#### AVAILABLE RECORDS:
↓↓↓
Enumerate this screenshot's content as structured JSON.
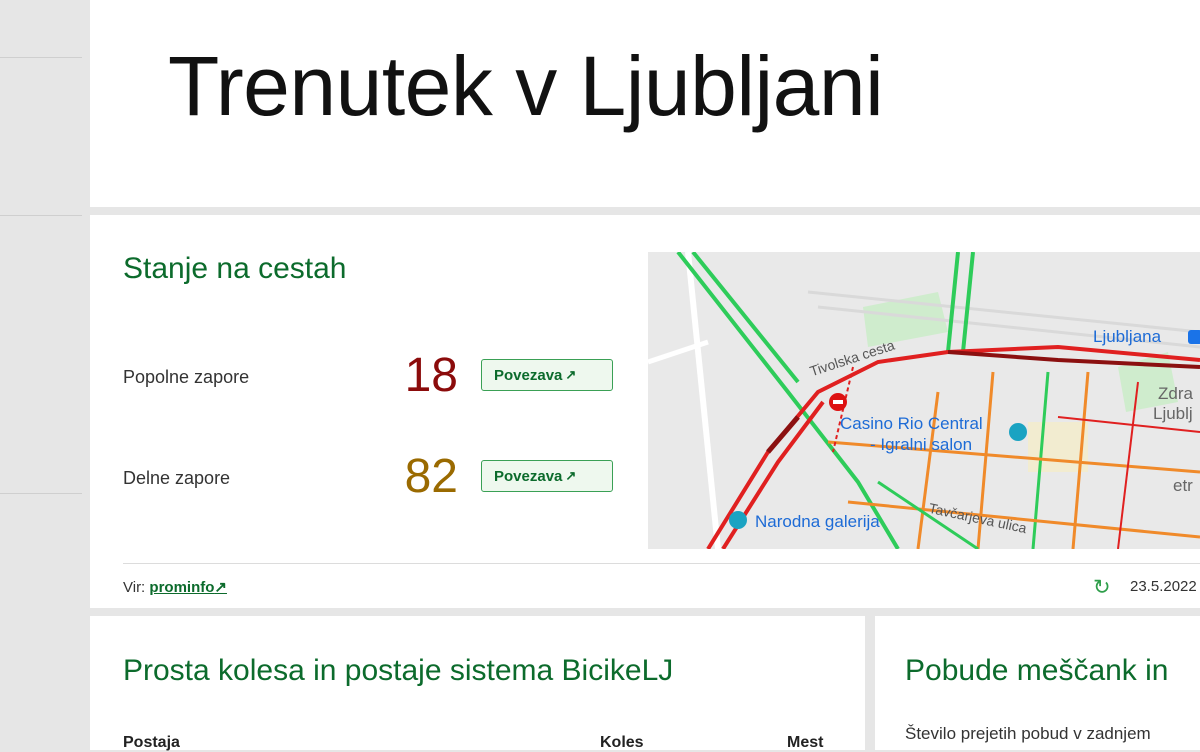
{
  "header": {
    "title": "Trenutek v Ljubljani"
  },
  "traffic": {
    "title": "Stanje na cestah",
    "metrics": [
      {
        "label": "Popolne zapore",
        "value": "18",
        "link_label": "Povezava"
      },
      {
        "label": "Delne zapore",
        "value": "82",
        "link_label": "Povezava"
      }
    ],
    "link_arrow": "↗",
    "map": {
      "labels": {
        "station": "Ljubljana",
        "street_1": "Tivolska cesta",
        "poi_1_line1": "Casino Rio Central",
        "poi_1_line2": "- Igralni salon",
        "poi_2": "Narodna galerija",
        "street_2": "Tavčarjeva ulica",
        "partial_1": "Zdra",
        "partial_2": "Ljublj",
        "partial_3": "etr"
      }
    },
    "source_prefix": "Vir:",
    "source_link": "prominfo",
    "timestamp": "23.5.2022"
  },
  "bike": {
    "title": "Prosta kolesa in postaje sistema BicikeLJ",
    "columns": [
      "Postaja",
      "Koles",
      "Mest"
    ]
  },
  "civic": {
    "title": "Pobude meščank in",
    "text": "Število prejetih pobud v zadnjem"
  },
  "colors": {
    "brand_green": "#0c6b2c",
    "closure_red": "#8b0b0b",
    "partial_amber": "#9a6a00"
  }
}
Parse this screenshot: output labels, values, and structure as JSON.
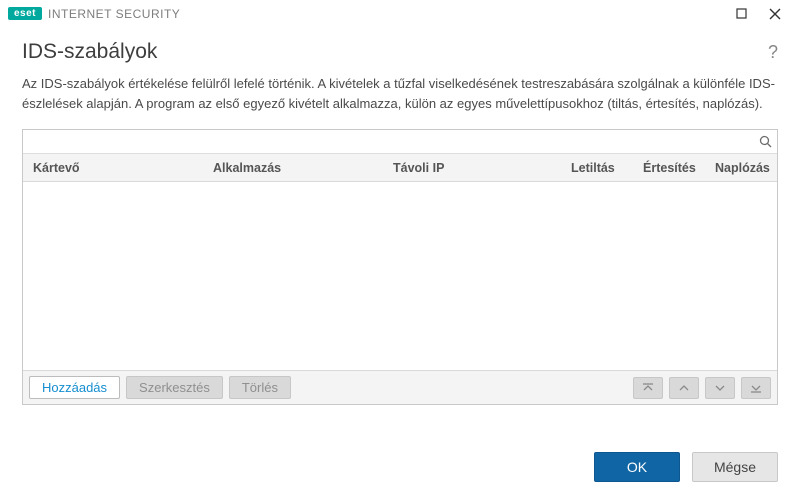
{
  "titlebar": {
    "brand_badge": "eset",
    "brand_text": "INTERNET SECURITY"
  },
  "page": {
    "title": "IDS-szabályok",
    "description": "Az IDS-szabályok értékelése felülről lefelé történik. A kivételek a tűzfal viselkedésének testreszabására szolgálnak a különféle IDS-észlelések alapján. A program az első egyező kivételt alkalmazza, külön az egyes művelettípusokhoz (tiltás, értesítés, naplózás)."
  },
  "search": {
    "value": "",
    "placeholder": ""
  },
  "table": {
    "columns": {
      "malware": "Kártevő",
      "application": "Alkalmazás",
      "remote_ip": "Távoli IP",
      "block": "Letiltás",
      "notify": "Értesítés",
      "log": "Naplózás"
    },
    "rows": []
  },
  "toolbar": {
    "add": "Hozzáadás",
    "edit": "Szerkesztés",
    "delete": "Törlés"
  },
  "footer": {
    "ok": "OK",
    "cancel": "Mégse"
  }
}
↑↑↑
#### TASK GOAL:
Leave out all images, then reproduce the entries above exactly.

#### WRITTEN SOLUTION:
Enumerate this screenshot's content as structured JSON.
{
  "header": {
    "title": "Trenutek v Ljubljani"
  },
  "traffic": {
    "title": "Stanje na cestah",
    "metrics": [
      {
        "label": "Popolne zapore",
        "value": "18",
        "link_label": "Povezava"
      },
      {
        "label": "Delne zapore",
        "value": "82",
        "link_label": "Povezava"
      }
    ],
    "link_arrow": "↗",
    "map": {
      "labels": {
        "station": "Ljubljana",
        "street_1": "Tivolska cesta",
        "poi_1_line1": "Casino Rio Central",
        "poi_1_line2": "- Igralni salon",
        "poi_2": "Narodna galerija",
        "street_2": "Tavčarjeva ulica",
        "partial_1": "Zdra",
        "partial_2": "Ljublj",
        "partial_3": "etr"
      }
    },
    "source_prefix": "Vir:",
    "source_link": "prominfo",
    "timestamp": "23.5.2022"
  },
  "bike": {
    "title": "Prosta kolesa in postaje sistema BicikeLJ",
    "columns": [
      "Postaja",
      "Koles",
      "Mest"
    ]
  },
  "civic": {
    "title": "Pobude meščank in",
    "text": "Število prejetih pobud v zadnjem"
  },
  "colors": {
    "brand_green": "#0c6b2c",
    "closure_red": "#8b0b0b",
    "partial_amber": "#9a6a00"
  }
}
Parse this screenshot: output labels, values, and structure as JSON.
{
  "titlebar": {
    "brand_badge": "eset",
    "brand_text": "INTERNET SECURITY"
  },
  "page": {
    "title": "IDS-szabályok",
    "description": "Az IDS-szabályok értékelése felülről lefelé történik. A kivételek a tűzfal viselkedésének testreszabására szolgálnak a különféle IDS-észlelések alapján. A program az első egyező kivételt alkalmazza, külön az egyes művelettípusokhoz (tiltás, értesítés, naplózás)."
  },
  "search": {
    "value": "",
    "placeholder": ""
  },
  "table": {
    "columns": {
      "malware": "Kártevő",
      "application": "Alkalmazás",
      "remote_ip": "Távoli IP",
      "block": "Letiltás",
      "notify": "Értesítés",
      "log": "Naplózás"
    },
    "rows": []
  },
  "toolbar": {
    "add": "Hozzáadás",
    "edit": "Szerkesztés",
    "delete": "Törlés"
  },
  "footer": {
    "ok": "OK",
    "cancel": "Mégse"
  }
}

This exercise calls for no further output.